13. La Terza Madre aka The Third Mother aka Mother Of Tears (2007) by Claudio Simonetti
One of three mothers in this list, Simonetti’s score for the third part of Dario Argento’s trilogy is a much overlooked and under-appreciated gem. It’s got some great stuff going for it, which you wouldn’t necessarily associate with this composer at first, and it’s full of texture, Omen-like chanting, frenzied and distressing rhythms and a whole host of well used horror tricks used to evoke the proper reaction of unease in the audience. I think it’s probably been unnecessarily compared to the, frankly iconic, music of the first two films in this series, one of which was co-composed by Simonetti as a member of the original Goblin, for Suspiria.
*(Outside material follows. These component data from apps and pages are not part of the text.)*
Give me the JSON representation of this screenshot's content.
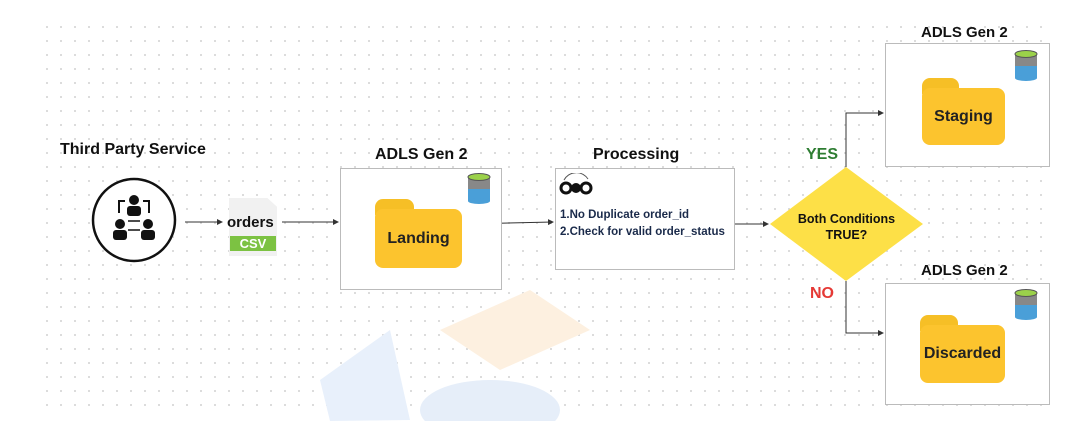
{
  "source": {
    "title": "Third Party Service",
    "icon": "people-network-icon"
  },
  "file": {
    "name": "orders",
    "type": "CSV",
    "color": "#7cc242"
  },
  "landing": {
    "title": "ADLS Gen 2",
    "folder": "Landing"
  },
  "processing": {
    "title": "Processing",
    "rules": [
      "1.No Duplicate order_id",
      "2.Check for valid order_status"
    ]
  },
  "decision": {
    "label_line1": "Both Conditions",
    "label_line2": "TRUE?",
    "yes": "YES",
    "no": "NO",
    "yes_color": "#2e7d32",
    "no_color": "#e53935",
    "fill": "#fde047"
  },
  "staging": {
    "title": "ADLS Gen 2",
    "folder": "Staging"
  },
  "discarded": {
    "title": "ADLS Gen 2",
    "folder": "Discarded"
  }
}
Not many scores are going to come off that great in comparison to what is arguably one of Argento’s key works but, then again, the tone of the third movie is, itself, quite different from both Suspiria and Inferno. If you passed over this one you should really go back and check it out again because it’s got some great stuff happening with it… not the least of which is a cohesive melody line.
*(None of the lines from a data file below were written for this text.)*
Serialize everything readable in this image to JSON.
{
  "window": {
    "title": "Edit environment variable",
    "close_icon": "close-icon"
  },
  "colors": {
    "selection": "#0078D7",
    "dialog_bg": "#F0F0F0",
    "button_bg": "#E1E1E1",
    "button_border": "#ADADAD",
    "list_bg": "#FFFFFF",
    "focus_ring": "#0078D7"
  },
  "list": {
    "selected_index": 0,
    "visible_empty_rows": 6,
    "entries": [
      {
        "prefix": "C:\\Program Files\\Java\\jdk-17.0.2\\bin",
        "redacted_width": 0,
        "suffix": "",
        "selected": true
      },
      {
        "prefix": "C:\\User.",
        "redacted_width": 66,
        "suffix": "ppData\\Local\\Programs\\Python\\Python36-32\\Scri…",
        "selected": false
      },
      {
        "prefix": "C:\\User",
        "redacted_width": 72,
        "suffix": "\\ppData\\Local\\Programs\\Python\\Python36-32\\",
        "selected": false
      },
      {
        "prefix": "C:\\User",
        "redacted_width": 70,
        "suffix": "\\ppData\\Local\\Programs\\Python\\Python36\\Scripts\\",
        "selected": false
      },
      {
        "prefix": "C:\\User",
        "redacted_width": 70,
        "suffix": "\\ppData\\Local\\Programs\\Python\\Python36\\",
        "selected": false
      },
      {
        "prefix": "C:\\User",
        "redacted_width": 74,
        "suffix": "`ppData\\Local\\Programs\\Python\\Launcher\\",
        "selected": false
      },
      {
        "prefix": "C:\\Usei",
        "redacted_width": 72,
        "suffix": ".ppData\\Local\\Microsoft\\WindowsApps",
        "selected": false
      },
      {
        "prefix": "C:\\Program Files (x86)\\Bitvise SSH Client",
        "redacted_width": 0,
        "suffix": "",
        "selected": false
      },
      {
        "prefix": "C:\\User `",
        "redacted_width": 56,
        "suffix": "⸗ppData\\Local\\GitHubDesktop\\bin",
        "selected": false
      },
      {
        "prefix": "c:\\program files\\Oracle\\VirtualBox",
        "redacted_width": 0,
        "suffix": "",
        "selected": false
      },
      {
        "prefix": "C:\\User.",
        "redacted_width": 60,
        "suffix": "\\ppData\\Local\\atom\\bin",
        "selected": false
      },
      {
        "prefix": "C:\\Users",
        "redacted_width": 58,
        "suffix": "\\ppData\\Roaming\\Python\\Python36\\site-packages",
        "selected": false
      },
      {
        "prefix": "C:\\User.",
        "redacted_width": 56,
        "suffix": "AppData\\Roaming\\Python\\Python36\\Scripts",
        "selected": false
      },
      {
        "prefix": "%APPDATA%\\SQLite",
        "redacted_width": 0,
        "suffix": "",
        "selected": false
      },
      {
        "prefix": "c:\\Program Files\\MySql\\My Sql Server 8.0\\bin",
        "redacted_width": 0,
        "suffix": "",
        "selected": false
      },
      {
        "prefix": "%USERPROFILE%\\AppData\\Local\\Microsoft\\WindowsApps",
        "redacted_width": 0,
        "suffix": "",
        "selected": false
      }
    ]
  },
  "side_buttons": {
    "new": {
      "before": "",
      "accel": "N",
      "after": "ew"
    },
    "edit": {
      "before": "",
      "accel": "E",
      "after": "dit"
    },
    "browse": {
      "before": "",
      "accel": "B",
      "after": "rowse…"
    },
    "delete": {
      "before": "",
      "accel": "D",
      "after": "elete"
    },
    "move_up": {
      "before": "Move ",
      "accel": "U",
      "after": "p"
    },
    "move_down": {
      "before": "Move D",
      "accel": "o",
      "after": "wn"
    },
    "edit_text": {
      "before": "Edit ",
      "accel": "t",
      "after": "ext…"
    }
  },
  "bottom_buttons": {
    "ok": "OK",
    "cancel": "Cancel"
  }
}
12. … E Tu Vivrai Nel Terrore! L’aldilà aka The Beyond (1981) By Fabbio Frizzi
The first track of the recent reissue of this score is astonishing in that it brings you straight into the melody line with no preamble or intro. It’s like you just shut your eyes and you already feel you’ve been immersed in it for a while. It’s one of Frizzi’s strongest soundtracks (and movie collaborations, for that matter) with at least three ostinatos which will stick in your mind… one of which is for high pitched voices and another of which is a slow, hinting piano ostinato. Best reserved if your guesting trick or treaters are getting rowdy and you want to open up the gates of Hell in your kitchen area.
11. Dracula 3D (2012) by Claudio Simonetti
Guilty pleasure my obsidian toenailed foot! I’m not ashamed to admit I love Dario Argento’s take on Bram Stoker’s classic creation… both the score and the film. Yes, even when Dracula decides it prudent to shift his shape and change into… a giant, f***king bright green cricket thing… as a means of disguising himself. I love it. Hilarious.
Simonetti’s score is fantastically rich in texture and absolutely not what I was expecting to hear from him (hey, I even loved The Card Player). Spooky strings, panic percussion, whispering voices and treacherous theremin are the order of the day in a score which I’ve had playing on the iPod many more times than I ever thought I would care to admit. This one doesn’t take long to grow on you. The original digipack edition with the 3D wiggle-woggle cover insert also contains a bonus DVD with a music video to accompany Simonetti’s catchy Kiss Me Dracula song.
Come back tomorrow for the final confron.. part